Nicholas Graham Photo/Will Taylor
Nicholas Graham's research in the molecular functions of cells and organisms is shedding new light on what drives cancer development.
Using systems biology, a discipline that integrates biology, statistics and engineering, Graham's lab has been able to generate a wealth of information on the effects of cancer at a molecular level.
The assistant professor enters USC Viterbi's Mork Family Department of Chemical Engineering and Materials Science with a breadth of accolades.
He has been published in the Proceedings of the National Academy of Sciences on several occasions, as well as the Journal of Biological Chemistry, Journal of Biomolecular Screening, Cancer Research and Molecular Systems Biology.
He graduated from Washington University in St. Louis in 2001 with a Bachelor of Science in chemical engineering, and he earned a Ph.D. in chemical engineering at the California Institute of Technology upon graduating in 2007.
He was also a postdoctoral fellow at UCLA from 2007-2011, studying tumor cell biology and molecular and medical biology and a scholar in oncologic molecular imaging postdoctoral fellow at UCLA from 2011-2014.
I came to USC because I wanted to be at a world-class engineering school with an associated medical school. My research incorporates both of these fields, so I felt like it was a natural fit.
I’m particularly interested in the network properties in cancer cells. I also like systems biology, which examines how all the individual components of a cell, molecule, organism or an entire species come together and function as a network. I’d like to apply this to cancer research to see what happens inside cancer cells – to try to generate data in order to learn how cancer cells function. Then we can see why drugs are working and design future therapeutics based on these models and research.
Ever since I was young, I really liked math and chemistry.

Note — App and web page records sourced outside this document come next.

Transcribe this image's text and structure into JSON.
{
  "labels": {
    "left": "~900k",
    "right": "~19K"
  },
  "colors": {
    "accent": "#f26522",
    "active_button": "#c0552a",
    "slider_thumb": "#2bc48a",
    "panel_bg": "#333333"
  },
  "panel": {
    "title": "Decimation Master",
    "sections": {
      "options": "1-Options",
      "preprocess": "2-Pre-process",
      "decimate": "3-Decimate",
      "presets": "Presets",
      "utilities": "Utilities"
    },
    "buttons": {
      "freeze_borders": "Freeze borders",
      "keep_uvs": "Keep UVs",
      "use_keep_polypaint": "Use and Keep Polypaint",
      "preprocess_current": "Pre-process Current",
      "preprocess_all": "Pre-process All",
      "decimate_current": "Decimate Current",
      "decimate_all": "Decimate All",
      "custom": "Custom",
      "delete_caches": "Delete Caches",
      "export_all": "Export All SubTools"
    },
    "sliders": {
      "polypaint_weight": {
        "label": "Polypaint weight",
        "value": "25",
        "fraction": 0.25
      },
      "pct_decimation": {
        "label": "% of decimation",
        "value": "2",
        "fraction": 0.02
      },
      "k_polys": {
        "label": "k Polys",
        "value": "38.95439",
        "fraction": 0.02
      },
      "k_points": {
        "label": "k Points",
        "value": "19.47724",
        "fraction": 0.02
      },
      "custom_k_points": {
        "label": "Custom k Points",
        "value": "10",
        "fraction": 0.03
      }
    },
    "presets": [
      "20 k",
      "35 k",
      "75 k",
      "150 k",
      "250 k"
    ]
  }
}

From there, I started studying chemical engineering without understanding what it was. I knew I needed to use math and physics principles to learn how something works.
When I began my graduate studies, only traditional engineering academic experiences were offered. I saw there was a lot of chemical engineering intersecting with biology. So I ended up choosing to study in a lab that offered both because I was fascinated with the interface of both fields.
My favorite research project is actually the one I’m currently working on right now. I’m looking at the alteration in cancer genomes and how they alter the metabolism of cancer cells. What this means is, cancer cells are avid consumers of glucose, which is how a cancer cell metabolizes and spreads. So if you interrupt their consumption of glucose, the cancer cell slowly dies.
I will contribute an experimental approach to systems biology, and I will help build networks that will strengthen collaboration between Viterbi and Keck. Biology is complex but finite; we know the component of cells and organisms, but we still have ways to go in fully understanding how they work. Accomplishing this will result in more personalized medicine and individualized treatments for various illnesses. A better systems understanding will give both doctors and engineers a more targeted treatment for patients.
I’m excited to work with the Viterbi students. It’s a great and rewarding challenge, but the students here are very bright and motivated. The biggest challenge of being a professor and a mentor in this type of environment is being on top of your game at all times in order to bring out these students’ maximum potential.